Frederic Charles Bartlett (1952). In recognition of his creation of an experimental school of psychology which has established under his leadership an outstanding position recognized internationally as without superior
Nevill Francis Mott (1953). In recognition of his eminent work in the field of quantum theory and particularly in the theory of metals
John Douglas Cockcroft (1954). In recognition of his distinguished work on nuclear and atomic physics
William Vallance Douglas Hodge (1957). In recognition of his distinguished work on algebraic geometry
Rudolf Ernst Peierls (1959). In recognition of his distinguished work on the theoretical foundations of high energy and nuclear physics
Raymond Arthur Lyttleton (1965). In recognition of his distinguished contributions to astronomy, particularly for his work on the dynamical stability of galaxies
Frank Yates (1966). In recognition of his profound and far-reaching contributions to the statistical methods of experimental biology
Joseph Burtt Hutchinson (1967). In recognition of his distinguished work on the genetics and evolution of crop-plants with particular reference to cotton
Charles William Oatley (1969). In recognition of his distinguished work in the wartime development of radar and latterly for the design and development of a highly successful scanning electron microscope
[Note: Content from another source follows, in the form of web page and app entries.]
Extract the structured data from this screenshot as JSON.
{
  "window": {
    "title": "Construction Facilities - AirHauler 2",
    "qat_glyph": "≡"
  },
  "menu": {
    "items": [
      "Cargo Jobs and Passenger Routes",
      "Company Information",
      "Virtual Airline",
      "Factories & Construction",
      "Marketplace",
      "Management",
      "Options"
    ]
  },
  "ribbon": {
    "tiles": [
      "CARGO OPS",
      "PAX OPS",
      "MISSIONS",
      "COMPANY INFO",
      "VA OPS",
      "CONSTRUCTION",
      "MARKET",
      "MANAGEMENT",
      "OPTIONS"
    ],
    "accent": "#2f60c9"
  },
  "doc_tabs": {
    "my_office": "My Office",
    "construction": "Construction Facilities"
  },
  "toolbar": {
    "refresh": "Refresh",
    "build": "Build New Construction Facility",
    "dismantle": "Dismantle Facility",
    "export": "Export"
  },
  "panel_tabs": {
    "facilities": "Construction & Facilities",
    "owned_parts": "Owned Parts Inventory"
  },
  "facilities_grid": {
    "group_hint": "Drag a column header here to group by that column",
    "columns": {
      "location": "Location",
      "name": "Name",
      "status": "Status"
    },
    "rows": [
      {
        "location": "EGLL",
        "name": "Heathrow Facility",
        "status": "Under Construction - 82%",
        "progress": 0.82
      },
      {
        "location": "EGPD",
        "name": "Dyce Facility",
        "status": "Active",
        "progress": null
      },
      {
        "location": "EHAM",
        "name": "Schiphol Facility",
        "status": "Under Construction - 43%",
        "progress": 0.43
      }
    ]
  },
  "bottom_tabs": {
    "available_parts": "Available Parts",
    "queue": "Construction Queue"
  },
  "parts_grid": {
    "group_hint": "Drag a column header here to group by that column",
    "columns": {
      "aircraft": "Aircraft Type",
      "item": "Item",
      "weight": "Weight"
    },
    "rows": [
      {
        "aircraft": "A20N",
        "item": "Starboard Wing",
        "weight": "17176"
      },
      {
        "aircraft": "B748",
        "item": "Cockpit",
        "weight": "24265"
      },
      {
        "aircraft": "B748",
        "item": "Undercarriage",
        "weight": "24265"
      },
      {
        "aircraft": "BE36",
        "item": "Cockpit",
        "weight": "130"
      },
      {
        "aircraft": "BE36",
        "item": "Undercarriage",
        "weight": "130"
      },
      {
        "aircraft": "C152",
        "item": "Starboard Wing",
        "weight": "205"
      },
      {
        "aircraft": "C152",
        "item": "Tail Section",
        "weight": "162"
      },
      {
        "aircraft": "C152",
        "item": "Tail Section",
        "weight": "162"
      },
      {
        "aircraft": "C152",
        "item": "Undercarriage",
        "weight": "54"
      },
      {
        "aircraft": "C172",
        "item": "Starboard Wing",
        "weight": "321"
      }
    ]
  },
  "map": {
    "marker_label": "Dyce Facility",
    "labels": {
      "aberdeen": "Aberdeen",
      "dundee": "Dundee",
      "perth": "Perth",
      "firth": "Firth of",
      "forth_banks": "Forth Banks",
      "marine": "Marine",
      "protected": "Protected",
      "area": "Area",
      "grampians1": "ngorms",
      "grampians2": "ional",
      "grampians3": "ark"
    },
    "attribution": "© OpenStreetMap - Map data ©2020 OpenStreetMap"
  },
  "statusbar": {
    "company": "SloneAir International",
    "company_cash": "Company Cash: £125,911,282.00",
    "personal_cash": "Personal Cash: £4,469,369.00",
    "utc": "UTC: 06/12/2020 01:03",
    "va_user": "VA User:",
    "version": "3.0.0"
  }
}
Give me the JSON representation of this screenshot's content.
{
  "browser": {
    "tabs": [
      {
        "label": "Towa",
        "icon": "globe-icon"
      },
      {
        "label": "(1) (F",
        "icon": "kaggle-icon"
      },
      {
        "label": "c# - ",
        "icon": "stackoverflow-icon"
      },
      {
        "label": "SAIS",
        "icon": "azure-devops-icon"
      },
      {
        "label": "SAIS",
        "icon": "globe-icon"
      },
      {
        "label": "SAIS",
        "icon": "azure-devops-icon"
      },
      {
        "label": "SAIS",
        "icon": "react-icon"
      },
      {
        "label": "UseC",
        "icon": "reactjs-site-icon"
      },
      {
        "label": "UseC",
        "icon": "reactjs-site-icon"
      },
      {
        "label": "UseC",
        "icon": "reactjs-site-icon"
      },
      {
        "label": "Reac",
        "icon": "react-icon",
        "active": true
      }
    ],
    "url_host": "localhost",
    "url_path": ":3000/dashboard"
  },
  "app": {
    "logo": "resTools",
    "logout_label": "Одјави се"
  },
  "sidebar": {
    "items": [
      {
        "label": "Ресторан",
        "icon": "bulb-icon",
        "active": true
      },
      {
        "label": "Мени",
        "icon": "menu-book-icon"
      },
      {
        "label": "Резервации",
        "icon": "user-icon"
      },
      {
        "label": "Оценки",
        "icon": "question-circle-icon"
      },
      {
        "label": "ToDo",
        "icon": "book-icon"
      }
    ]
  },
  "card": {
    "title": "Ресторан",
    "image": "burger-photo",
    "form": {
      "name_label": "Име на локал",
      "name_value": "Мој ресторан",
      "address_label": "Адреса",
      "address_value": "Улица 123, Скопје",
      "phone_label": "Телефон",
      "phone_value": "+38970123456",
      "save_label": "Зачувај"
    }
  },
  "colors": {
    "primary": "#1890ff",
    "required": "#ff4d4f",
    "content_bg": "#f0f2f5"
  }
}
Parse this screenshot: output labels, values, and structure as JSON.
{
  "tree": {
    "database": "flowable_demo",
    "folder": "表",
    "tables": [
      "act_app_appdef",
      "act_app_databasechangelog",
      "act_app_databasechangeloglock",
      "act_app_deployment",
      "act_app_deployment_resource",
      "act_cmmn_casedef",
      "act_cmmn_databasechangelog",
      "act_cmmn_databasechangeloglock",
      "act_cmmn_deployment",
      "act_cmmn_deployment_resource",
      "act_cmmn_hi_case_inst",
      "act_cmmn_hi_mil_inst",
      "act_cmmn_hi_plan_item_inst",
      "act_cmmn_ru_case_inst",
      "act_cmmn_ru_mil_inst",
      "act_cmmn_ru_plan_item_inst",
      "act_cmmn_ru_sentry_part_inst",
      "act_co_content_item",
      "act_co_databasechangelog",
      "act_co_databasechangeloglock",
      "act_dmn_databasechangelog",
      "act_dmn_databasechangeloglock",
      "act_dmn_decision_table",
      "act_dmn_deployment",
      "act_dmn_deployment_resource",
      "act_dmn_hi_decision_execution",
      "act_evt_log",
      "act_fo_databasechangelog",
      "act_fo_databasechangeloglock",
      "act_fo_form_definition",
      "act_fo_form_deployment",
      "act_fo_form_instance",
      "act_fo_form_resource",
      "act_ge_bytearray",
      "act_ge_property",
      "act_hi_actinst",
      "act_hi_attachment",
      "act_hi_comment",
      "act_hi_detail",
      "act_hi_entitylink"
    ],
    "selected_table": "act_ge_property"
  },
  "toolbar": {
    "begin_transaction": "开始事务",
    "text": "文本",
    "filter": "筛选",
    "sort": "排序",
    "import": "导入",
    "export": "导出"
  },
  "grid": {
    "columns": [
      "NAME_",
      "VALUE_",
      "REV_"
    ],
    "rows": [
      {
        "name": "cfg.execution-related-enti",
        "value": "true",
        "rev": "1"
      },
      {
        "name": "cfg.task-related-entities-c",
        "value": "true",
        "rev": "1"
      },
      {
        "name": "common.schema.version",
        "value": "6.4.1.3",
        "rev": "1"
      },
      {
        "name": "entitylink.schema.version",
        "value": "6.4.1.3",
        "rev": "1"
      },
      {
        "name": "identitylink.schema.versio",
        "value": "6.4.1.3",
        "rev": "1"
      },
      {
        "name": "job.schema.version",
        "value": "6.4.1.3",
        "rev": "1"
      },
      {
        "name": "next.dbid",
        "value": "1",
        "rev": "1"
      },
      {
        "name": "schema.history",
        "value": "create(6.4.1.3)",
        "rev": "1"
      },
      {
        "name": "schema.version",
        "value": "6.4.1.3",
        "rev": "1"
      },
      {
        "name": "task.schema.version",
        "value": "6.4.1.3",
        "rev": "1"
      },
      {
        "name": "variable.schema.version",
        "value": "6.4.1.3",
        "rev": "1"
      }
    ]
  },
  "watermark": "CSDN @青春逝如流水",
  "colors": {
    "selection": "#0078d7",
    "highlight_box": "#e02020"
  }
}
Frederick Sanger (1969). In recognition of his pioneer work on the sequence of amino acids in proteins and of nucleotides of ribonucleic acids
Fred Hoyle (1974). In recognition of his distinguished contributions to theoretical physics and cosmology
Abdus Salam (1978). In recognition of his outstanding contributions to the physics of elementary particles with special reference to the unification of the electromagnetic and weak interactions
Roger Penrose (1985). For his fundamental contributions to the theory of gravitational collapse and to other geometric aspects of theoretical physics
Eric James Denton (1987). In recognition of his outstanding contributions to the physiology of marine animals, to marine biology generally, and his leadership of UK marine science
Robert Aubrey Hinde (1996). In recognition of his contributions to the field of animal behaviour and the dominant influence it achieved on the emerging field of ethology
Christopher Martin Dobson (2009). For his outstanding contributions to the understanding of the mechanisms of protein folding and mis-folding, and the implications for disease